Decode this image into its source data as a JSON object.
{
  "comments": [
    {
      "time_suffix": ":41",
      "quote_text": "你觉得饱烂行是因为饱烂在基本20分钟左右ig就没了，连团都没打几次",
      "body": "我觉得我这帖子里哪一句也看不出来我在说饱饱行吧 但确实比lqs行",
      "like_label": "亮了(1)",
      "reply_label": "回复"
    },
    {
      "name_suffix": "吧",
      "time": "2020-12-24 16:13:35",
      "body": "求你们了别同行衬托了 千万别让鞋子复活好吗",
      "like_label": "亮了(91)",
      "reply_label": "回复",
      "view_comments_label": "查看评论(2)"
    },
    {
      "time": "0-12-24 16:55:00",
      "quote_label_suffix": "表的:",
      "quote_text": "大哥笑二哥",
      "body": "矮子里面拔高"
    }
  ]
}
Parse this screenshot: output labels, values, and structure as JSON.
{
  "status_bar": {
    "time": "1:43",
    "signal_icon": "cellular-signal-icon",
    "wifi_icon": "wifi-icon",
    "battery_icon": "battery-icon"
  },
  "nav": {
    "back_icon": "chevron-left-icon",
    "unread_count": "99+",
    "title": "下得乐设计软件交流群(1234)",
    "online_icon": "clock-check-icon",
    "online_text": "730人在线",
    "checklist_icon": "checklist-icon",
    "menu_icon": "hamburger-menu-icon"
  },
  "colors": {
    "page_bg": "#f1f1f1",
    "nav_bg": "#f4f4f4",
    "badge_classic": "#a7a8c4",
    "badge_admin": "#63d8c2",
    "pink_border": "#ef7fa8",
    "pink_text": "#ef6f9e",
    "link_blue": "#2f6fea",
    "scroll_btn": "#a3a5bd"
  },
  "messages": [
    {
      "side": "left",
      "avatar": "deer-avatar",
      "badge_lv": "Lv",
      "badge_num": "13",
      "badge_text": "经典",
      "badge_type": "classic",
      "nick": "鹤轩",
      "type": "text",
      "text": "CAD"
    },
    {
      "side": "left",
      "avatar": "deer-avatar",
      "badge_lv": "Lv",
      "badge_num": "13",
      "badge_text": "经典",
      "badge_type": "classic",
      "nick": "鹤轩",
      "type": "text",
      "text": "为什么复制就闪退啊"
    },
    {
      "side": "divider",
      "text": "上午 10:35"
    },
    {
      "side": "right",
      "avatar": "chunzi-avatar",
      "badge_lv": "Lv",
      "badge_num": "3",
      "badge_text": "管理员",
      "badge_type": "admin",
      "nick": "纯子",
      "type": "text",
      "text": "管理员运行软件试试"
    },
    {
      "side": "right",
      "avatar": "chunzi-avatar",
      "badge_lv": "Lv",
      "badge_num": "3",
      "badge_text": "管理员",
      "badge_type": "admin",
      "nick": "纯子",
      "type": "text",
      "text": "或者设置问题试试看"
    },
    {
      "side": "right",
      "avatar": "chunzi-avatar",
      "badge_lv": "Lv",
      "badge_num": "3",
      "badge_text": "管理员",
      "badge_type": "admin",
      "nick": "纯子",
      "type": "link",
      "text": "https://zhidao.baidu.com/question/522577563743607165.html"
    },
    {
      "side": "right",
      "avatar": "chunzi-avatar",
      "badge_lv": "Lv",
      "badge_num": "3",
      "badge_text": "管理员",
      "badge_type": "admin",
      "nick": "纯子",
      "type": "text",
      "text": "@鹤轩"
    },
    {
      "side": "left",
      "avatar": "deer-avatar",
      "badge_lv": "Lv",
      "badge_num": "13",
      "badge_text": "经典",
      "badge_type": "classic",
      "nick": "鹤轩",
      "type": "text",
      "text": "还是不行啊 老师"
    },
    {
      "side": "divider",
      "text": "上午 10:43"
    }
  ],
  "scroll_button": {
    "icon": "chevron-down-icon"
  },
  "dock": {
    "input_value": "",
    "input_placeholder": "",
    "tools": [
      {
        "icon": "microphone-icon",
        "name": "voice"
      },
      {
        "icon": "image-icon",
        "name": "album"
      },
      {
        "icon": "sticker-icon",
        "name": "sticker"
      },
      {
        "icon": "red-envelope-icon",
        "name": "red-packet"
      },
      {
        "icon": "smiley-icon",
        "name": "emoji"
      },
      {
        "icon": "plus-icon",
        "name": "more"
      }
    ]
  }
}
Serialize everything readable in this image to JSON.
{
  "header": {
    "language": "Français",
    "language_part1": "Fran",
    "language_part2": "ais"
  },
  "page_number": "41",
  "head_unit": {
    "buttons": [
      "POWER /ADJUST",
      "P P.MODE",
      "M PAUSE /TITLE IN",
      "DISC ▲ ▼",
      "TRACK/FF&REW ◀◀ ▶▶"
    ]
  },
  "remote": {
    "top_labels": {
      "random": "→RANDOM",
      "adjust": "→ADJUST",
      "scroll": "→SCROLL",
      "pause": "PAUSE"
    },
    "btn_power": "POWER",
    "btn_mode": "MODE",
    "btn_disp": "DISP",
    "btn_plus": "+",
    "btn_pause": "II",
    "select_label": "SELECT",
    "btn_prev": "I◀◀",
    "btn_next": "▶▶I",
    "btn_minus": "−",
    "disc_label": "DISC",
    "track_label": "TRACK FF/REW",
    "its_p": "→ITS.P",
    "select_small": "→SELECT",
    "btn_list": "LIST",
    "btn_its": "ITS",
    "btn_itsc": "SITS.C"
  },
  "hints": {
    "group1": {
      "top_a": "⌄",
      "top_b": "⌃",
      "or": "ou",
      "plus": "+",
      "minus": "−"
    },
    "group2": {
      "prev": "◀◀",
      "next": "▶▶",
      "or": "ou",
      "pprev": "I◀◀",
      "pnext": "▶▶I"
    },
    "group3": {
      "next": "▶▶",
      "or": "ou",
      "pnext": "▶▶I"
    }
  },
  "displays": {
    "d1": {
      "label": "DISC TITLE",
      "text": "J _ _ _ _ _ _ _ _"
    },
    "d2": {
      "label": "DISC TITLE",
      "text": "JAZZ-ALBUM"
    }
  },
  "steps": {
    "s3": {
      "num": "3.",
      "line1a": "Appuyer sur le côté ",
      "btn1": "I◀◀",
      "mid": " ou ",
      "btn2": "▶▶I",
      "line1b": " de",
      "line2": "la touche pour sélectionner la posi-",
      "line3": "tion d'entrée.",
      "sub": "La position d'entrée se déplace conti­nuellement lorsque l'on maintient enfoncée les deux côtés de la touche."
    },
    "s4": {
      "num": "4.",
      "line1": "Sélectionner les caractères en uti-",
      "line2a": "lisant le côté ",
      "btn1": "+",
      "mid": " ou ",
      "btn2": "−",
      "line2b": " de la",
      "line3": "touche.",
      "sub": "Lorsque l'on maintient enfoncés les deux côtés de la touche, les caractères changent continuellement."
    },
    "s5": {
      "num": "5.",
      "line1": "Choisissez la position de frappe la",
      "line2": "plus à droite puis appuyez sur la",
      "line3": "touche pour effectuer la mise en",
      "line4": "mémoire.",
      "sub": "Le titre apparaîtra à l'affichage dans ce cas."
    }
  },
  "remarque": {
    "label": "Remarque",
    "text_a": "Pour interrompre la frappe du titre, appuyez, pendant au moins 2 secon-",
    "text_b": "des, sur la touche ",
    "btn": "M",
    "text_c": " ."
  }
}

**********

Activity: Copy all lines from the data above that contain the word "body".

Task response:
      "body": "我觉得我这帖子里哪一句也看不出来我在说饱饱行吧 但确实比lqs行",
      "body": "求你们了别同行衬托了 千万别让鞋子复活好吗",
      "body": "矮子里面拔高"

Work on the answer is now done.